▸ The task:
Throughout the material, count the lines with the word "atminterface" in them, and answer with only the figure.

▸ Input data:
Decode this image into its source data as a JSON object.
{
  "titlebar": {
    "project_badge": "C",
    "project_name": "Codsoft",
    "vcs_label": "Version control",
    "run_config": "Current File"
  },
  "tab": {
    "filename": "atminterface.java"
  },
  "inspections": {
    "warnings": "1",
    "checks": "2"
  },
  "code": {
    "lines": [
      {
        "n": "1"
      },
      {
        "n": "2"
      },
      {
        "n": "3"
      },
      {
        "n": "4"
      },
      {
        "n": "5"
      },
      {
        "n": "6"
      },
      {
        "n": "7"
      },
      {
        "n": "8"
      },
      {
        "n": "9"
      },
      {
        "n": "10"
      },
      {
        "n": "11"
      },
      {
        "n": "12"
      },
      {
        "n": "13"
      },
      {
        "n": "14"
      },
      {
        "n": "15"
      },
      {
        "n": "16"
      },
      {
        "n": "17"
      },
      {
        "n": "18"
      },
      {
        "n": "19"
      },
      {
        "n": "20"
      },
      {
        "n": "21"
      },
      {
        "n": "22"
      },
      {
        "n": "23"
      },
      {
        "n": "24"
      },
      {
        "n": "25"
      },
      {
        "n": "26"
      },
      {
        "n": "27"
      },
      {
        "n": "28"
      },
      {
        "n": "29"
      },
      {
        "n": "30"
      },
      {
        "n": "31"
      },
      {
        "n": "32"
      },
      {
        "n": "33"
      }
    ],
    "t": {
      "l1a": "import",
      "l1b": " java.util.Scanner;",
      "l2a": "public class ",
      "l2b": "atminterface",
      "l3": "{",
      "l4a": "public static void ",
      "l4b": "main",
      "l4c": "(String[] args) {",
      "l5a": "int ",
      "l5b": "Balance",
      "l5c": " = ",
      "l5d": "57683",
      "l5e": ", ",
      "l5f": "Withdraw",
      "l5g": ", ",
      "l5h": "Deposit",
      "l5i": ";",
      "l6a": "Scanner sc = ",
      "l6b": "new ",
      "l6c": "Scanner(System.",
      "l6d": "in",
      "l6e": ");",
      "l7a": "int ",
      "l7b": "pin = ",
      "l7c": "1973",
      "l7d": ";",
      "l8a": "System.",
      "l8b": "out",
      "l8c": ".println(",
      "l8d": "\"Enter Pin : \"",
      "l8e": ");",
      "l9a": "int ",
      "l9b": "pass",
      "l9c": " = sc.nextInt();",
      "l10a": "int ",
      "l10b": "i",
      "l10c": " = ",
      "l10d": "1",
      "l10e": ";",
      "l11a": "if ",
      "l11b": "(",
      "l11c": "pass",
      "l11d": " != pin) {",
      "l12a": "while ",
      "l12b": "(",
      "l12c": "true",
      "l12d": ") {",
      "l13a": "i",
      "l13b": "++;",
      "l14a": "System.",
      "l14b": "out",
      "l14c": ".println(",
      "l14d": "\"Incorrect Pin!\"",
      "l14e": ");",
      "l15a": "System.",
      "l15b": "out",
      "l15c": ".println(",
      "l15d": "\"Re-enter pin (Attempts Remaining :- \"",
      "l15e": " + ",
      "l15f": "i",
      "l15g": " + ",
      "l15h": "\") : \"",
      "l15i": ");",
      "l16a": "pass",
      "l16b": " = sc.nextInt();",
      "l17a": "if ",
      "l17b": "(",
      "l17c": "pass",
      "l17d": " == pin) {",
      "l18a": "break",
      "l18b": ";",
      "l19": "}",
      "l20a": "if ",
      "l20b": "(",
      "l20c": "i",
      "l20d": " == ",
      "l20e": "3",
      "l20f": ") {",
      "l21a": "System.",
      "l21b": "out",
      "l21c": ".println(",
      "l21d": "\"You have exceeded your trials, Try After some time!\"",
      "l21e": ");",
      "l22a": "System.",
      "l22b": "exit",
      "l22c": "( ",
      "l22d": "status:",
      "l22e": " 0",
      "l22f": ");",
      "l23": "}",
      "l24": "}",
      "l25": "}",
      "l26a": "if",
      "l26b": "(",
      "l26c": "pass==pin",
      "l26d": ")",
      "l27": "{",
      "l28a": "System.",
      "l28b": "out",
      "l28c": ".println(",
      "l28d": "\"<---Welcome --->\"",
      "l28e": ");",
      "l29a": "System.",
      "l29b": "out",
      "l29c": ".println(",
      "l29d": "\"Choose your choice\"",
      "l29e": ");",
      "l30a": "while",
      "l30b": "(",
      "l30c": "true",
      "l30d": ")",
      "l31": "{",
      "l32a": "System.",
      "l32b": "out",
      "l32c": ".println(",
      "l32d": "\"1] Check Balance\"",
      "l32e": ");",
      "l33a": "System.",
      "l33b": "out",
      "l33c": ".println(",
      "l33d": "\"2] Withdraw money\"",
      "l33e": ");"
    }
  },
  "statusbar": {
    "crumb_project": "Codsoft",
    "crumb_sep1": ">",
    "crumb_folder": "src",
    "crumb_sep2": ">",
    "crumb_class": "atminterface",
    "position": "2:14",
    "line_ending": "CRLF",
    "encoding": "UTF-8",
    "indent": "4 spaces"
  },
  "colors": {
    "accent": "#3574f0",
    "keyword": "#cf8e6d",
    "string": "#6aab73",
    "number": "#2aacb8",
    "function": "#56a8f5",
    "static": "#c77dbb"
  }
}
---
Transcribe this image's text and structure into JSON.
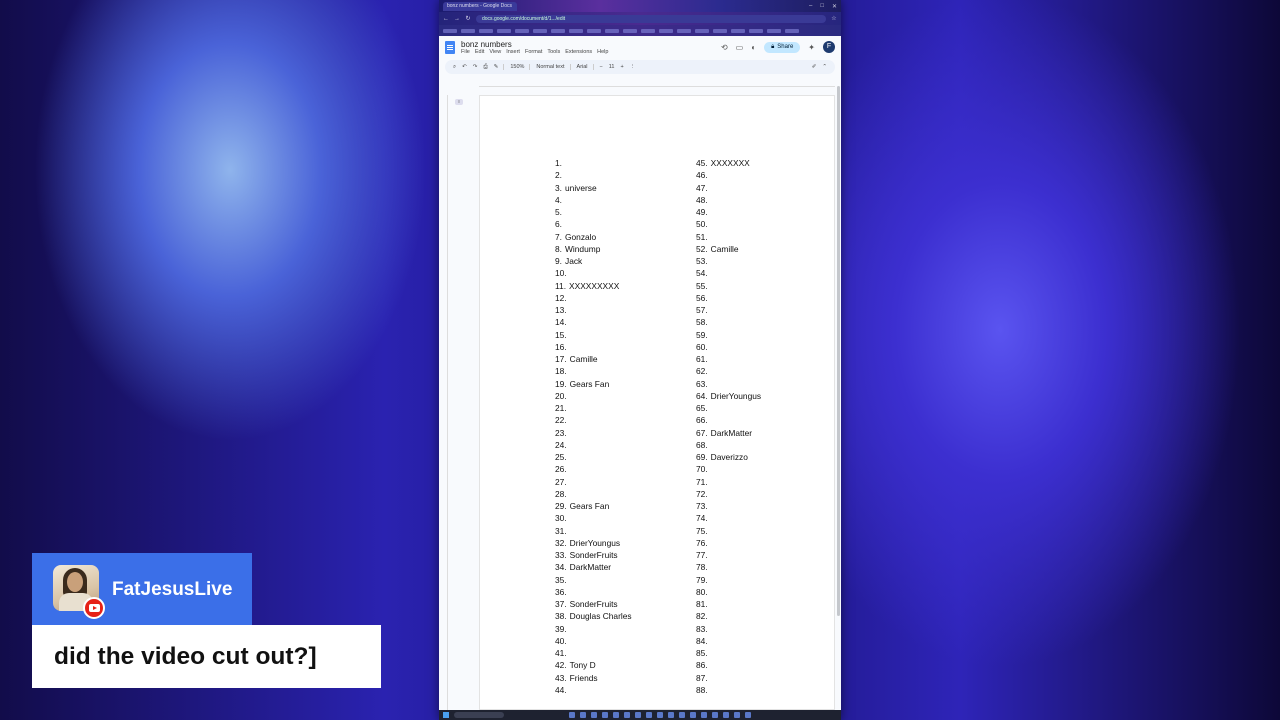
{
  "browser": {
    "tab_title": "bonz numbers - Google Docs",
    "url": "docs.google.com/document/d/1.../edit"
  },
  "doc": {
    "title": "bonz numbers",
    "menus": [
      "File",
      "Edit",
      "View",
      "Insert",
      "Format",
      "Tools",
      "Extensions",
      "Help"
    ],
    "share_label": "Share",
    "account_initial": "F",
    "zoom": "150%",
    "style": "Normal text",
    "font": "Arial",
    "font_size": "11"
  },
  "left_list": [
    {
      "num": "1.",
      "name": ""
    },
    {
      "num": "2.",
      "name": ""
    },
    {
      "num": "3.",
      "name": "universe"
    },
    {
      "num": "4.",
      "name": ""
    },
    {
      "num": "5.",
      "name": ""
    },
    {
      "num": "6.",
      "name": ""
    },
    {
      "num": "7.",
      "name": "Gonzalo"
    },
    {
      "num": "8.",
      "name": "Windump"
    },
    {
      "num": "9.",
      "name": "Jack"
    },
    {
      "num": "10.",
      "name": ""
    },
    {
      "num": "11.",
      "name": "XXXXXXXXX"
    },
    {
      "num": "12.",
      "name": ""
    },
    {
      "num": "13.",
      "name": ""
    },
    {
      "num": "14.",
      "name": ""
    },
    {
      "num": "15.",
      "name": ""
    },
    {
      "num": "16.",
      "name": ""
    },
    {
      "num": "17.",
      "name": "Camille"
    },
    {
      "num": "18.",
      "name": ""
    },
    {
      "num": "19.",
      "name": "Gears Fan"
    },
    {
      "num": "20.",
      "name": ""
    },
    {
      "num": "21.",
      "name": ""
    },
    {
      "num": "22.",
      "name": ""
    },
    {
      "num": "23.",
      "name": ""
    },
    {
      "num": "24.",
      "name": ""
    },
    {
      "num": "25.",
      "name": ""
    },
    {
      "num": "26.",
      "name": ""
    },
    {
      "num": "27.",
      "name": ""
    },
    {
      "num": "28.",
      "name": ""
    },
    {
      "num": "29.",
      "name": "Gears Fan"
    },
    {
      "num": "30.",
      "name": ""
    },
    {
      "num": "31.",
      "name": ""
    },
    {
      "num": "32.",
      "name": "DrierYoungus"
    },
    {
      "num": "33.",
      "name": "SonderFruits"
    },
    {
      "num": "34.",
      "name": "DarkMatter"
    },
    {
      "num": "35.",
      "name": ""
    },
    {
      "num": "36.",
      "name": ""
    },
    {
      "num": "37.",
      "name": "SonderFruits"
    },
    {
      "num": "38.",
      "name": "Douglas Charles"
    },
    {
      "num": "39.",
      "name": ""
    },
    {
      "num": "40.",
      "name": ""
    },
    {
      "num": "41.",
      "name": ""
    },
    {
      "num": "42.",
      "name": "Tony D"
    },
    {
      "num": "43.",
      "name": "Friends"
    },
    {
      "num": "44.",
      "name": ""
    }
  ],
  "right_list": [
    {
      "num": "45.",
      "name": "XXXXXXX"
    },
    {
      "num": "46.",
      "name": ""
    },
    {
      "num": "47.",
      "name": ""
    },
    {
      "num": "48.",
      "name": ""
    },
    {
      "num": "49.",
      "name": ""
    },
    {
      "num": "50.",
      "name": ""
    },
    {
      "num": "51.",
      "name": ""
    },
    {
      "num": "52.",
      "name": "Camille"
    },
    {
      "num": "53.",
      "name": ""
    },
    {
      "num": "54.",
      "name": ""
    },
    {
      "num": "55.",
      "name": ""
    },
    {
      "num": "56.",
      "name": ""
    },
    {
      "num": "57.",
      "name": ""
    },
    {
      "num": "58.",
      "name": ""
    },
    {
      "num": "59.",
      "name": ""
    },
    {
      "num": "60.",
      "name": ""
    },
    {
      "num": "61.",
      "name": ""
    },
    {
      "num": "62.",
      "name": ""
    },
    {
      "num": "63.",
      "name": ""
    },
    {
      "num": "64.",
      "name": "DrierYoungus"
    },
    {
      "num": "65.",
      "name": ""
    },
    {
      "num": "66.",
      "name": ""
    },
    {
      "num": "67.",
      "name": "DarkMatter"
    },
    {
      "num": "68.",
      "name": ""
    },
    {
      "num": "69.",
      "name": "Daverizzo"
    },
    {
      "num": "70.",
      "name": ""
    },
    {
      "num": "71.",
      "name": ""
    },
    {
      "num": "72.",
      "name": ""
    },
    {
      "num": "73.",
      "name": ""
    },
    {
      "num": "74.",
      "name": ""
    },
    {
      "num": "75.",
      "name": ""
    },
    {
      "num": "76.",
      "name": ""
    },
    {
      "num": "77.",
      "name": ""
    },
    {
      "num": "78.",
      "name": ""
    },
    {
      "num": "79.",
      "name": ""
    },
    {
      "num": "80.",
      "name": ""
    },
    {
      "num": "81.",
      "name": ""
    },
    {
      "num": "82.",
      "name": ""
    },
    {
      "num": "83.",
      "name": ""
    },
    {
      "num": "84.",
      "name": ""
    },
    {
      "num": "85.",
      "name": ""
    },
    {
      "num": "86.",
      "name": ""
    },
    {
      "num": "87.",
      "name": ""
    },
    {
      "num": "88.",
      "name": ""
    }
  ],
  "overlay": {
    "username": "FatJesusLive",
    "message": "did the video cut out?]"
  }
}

▸ Your solution:
3